--- Problem ---
Without changing a single word, set down all of the records.

** Opening Given records block **

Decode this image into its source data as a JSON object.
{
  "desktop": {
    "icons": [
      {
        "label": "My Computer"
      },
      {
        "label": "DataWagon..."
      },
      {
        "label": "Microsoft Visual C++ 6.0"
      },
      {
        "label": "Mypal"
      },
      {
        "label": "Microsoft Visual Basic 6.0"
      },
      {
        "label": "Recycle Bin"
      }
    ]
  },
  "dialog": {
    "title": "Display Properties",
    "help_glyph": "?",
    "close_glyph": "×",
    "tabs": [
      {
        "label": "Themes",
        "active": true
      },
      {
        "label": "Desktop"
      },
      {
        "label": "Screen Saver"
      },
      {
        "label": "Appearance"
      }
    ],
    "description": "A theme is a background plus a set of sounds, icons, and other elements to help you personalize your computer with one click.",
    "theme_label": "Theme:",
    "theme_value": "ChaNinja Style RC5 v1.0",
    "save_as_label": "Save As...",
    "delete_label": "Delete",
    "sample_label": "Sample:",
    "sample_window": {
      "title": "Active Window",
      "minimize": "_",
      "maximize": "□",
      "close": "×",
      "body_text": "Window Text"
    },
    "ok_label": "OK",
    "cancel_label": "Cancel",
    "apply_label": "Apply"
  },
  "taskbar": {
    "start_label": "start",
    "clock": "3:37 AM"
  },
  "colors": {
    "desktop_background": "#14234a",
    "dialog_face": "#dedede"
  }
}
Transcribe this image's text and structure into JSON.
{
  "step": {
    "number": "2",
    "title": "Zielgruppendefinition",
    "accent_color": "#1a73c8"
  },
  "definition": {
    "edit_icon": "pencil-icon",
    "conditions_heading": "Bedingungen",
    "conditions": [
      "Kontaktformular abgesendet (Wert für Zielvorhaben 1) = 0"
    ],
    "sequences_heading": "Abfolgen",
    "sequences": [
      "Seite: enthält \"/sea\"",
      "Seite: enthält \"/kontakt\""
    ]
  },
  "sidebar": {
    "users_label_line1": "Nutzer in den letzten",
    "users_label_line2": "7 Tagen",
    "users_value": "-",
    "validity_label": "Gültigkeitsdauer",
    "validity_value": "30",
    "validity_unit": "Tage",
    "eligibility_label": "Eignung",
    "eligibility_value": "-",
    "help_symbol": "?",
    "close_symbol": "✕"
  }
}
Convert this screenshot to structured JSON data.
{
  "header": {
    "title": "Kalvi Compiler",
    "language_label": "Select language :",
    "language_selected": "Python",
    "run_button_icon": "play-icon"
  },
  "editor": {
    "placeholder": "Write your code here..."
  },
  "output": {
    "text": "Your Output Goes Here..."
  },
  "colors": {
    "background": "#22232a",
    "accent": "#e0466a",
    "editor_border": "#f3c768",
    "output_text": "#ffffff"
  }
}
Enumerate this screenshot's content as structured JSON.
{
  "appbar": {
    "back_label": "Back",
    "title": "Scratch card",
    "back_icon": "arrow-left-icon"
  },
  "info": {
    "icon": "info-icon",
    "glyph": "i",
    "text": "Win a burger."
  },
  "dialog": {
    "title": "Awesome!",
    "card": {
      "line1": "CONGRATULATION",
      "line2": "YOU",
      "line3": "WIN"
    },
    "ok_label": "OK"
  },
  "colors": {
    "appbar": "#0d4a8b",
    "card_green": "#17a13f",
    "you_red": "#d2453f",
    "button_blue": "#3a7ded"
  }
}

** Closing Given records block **

--- Completed task ---
Decode this image into its source data as a JSON object.
{
  "desktop": {
    "icons": [
      {
        "label": "My Computer"
      },
      {
        "label": "DataWagon..."
      },
      {
        "label": "Microsoft Visual C++ 6.0"
      },
      {
        "label": "Mypal"
      },
      {
        "label": "Microsoft Visual Basic 6.0"
      },
      {
        "label": "Recycle Bin"
      }
    ]
  },
  "dialog": {
    "title": "Display Properties",
    "help_glyph": "?",
    "close_glyph": "×",
    "tabs": [
      {
        "label": "Themes",
        "active": true
      },
      {
        "label": "Desktop"
      },
      {
        "label": "Screen Saver"
      },
      {
        "label": "Appearance"
      }
    ],
    "description": "A theme is a background plus a set of sounds, icons, and other elements to help you personalize your computer with one click.",
    "theme_label": "Theme:",
    "theme_value": "ChaNinja Style RC5 v1.0",
    "save_as_label": "Save As...",
    "delete_label": "Delete",
    "sample_label": "Sample:",
    "sample_window": {
      "title": "Active Window",
      "minimize": "_",
      "maximize": "□",
      "close": "×",
      "body_text": "Window Text"
    },
    "ok_label": "OK",
    "cancel_label": "Cancel",
    "apply_label": "Apply"
  },
  "taskbar": {
    "start_label": "start",
    "clock": "3:37 AM"
  },
  "colors": {
    "desktop_background": "#14234a",
    "dialog_face": "#dedede"
  }
}
Transcribe this image's text and structure into JSON.
{
  "step": {
    "number": "2",
    "title": "Zielgruppendefinition",
    "accent_color": "#1a73c8"
  },
  "definition": {
    "edit_icon": "pencil-icon",
    "conditions_heading": "Bedingungen",
    "conditions": [
      "Kontaktformular abgesendet (Wert für Zielvorhaben 1) = 0"
    ],
    "sequences_heading": "Abfolgen",
    "sequences": [
      "Seite: enthält \"/sea\"",
      "Seite: enthält \"/kontakt\""
    ]
  },
  "sidebar": {
    "users_label_line1": "Nutzer in den letzten",
    "users_label_line2": "7 Tagen",
    "users_value": "-",
    "validity_label": "Gültigkeitsdauer",
    "validity_value": "30",
    "validity_unit": "Tage",
    "eligibility_label": "Eignung",
    "eligibility_value": "-",
    "help_symbol": "?",
    "close_symbol": "✕"
  }
}
Convert this screenshot to structured JSON data.
{
  "header": {
    "title": "Kalvi Compiler",
    "language_label": "Select language :",
    "language_selected": "Python",
    "run_button_icon": "play-icon"
  },
  "editor": {
    "placeholder": "Write your code here..."
  },
  "output": {
    "text": "Your Output Goes Here..."
  },
  "colors": {
    "background": "#22232a",
    "accent": "#e0466a",
    "editor_border": "#f3c768",
    "output_text": "#ffffff"
  }
}
Enumerate this screenshot's content as structured JSON.
{
  "appbar": {
    "back_label": "Back",
    "title": "Scratch card",
    "back_icon": "arrow-left-icon"
  },
  "info": {
    "icon": "info-icon",
    "glyph": "i",
    "text": "Win a burger."
  },
  "dialog": {
    "title": "Awesome!",
    "card": {
      "line1": "CONGRATULATION",
      "line2": "YOU",
      "line3": "WIN"
    },
    "ok_label": "OK"
  },
  "colors": {
    "appbar": "#0d4a8b",
    "card_green": "#17a13f",
    "you_red": "#d2453f",
    "button_blue": "#3a7ded"
  }
}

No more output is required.